The boutique investment bank created by veteran financial executives Joseph Perella and Peter Weinberg is in the final stages of negotiating a merger with the Houston-based bank Tudor Pickering Holt & Co., in a transaction that underscores the fragile nature of Wall Street deal making business as smaller firms seek savings amid a decline in activity, the FOX Business Network has learned.
People close to the firm, Perella Weinberg Partners, say partners of both banks are reviewing the final terms of the transaction, and an announcement could be made in the coming weeks. These same people say the merger hasn’t been finalized, and could be upended by either of the parties, which may ultimately decide to engage in a joint venture instead of a combination or walk away completely.
The exact financial terms of the merger could not be determined; the FOX Business Network was first to report the deal discussions, earlier in the year.
A spokeswoman for Perella Weinberg declined to comment; Tudor Pickering didn’t return a call for comment.
While the M&A market has seen some mega deals such as Bayer AG’s $62 billion all cash purchase of Monsanto Co., (NYSE:MON) and Microsoft Corp.’s (NASDAQ:MSFT) $25 billion acquisition of LinkedIn Corp., (NYSE:LNKD) merger and acquisition activity has been sluggish and Wall Street advisory fees have fallen as a result. Over the past year, the volume of M&A deals has declined 22.5 percent, while the number of deals has declined 5.6 percent, according to Thomson Reuters (NYSE:TRI). Fees over the past year have declined 9.4%, Thomson Reuters says.
Among the hardest hit in the downdraft are so called midsized or boutique investment banks like Perella Weinberg and Tudor Pickering, which had the reputation of offering blue-chip clients more specialized advice than bigger Wall Street shops like Goldman Sachs (NYSE:GS) and Morgan Stanley (NYSE:MS). Perella is one of Wall Street’s savviest dealmakers, who first worked at First Boston (NYSE:CS) and Morgan Stanley, while Weinberg was a top deal making partner at Goldman Sachs before they started their boutique firm.
But with such large deals being at the forefront of M&A activity, the larger investment banks are in a position to win this business given their vast resources.
Making matters more pressing for Perella Winberg is the firm’s need to restore its once vibrant business of restructuring companies that are in bankruptcy or headed there, following the tumultuous departure of their expert in that area, Michael Kramer.
Restructuring companies is one of Wall Street top money makers, and Kramer, who was fired from Perella Weinberg in 2015 for alleged violations of his employee agreement, has filed a $100 million lawsuit against his old firm for back-pay and damages.

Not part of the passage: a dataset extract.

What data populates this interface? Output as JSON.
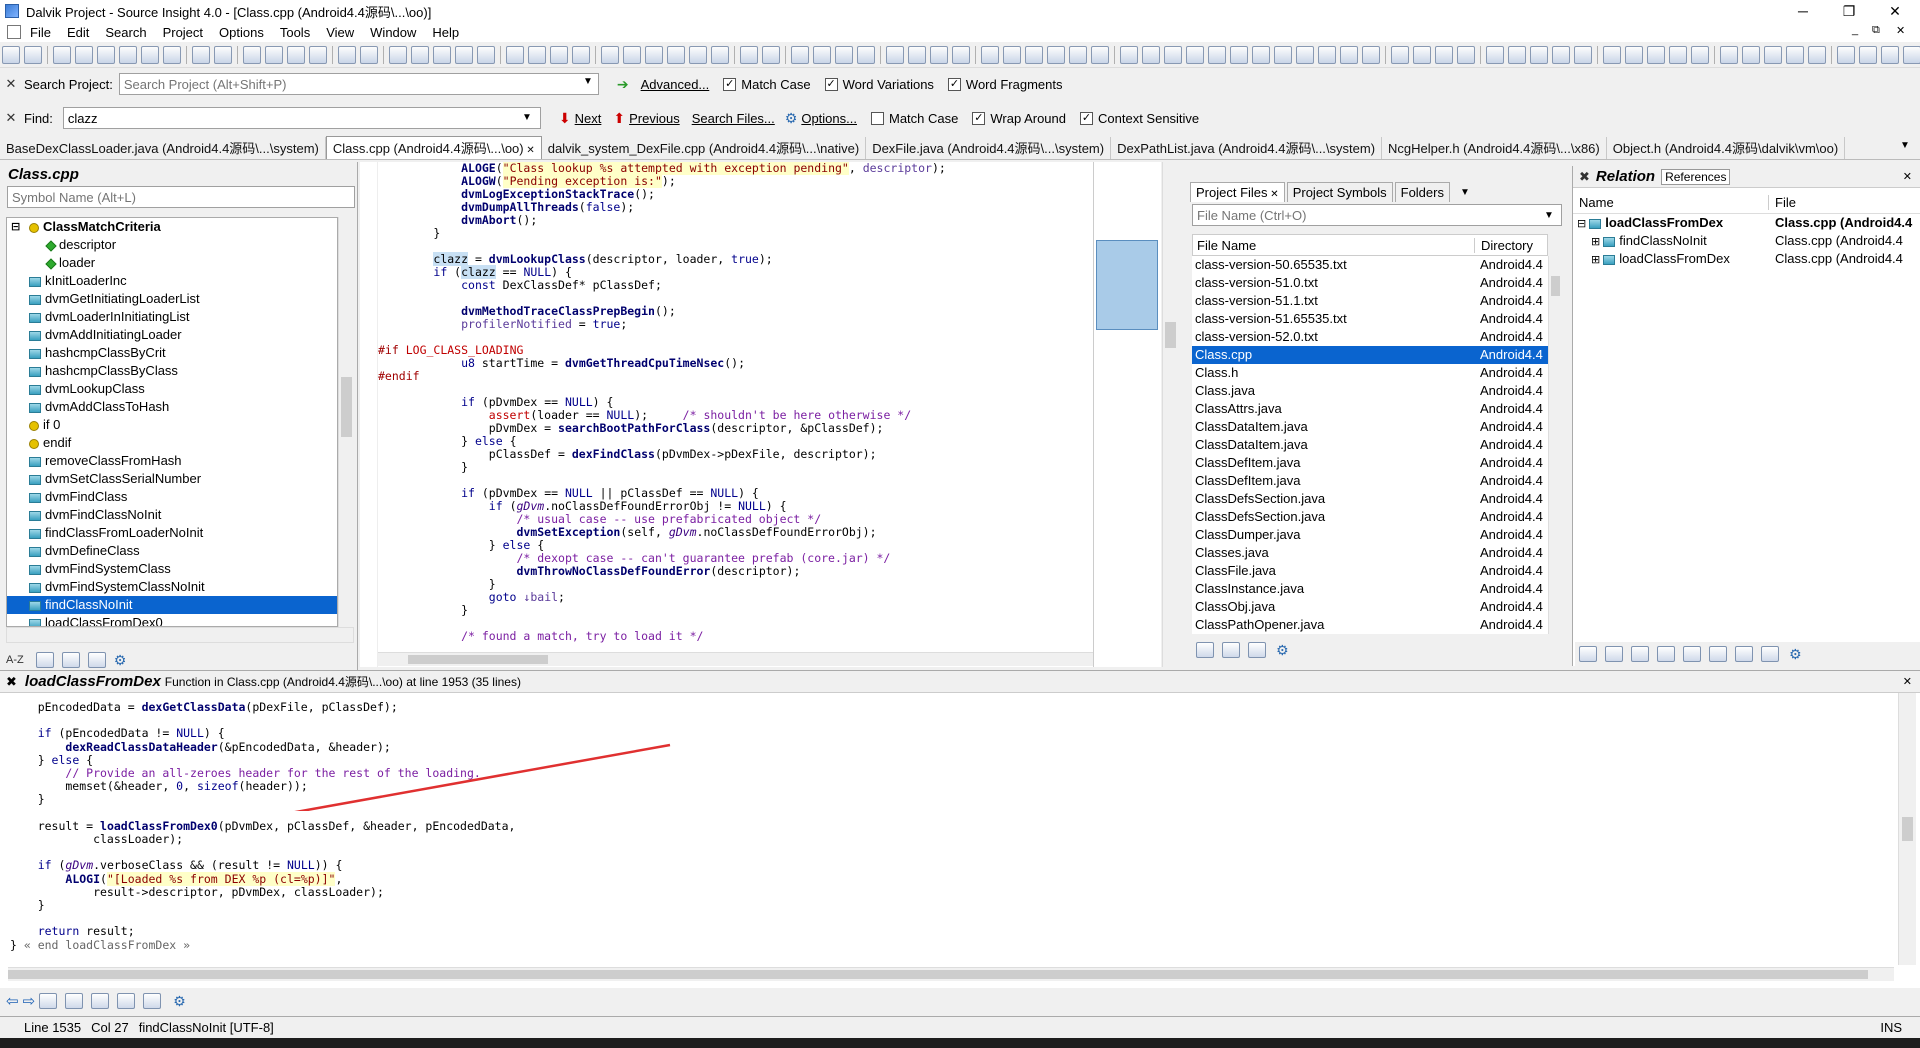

Perella Weinberg has countersued Kramer and several former partners for violating their non-compete clauses and siphoning restructuring business to their new firm. The suit is ongoing.
It also interesting to note that Kramer played a key role the Bayer-Monsanto deal, the largest announced merger so far in 2016, as the top adviser for Monsanto. According to Dealogic, a data firm, Kramer’s new firm Ducera Partners has now cracked the top 25 firms in the mergers and acquisitions advisory business ranking 21, while Perella Weinberg is ranked 41, and Tudor Pickering 77.
Tudor Pickering, meanwhile, is seen by some people inside Perella Weinberg as a way to gain entry to restructuring deals in Kramer’s absence given the Houston-based firm’s expertise in the oil and gas industries. With the decline in oil and commodity prices, these debt-burdened outfits are looking to enter into deals that would repair their balance sheets.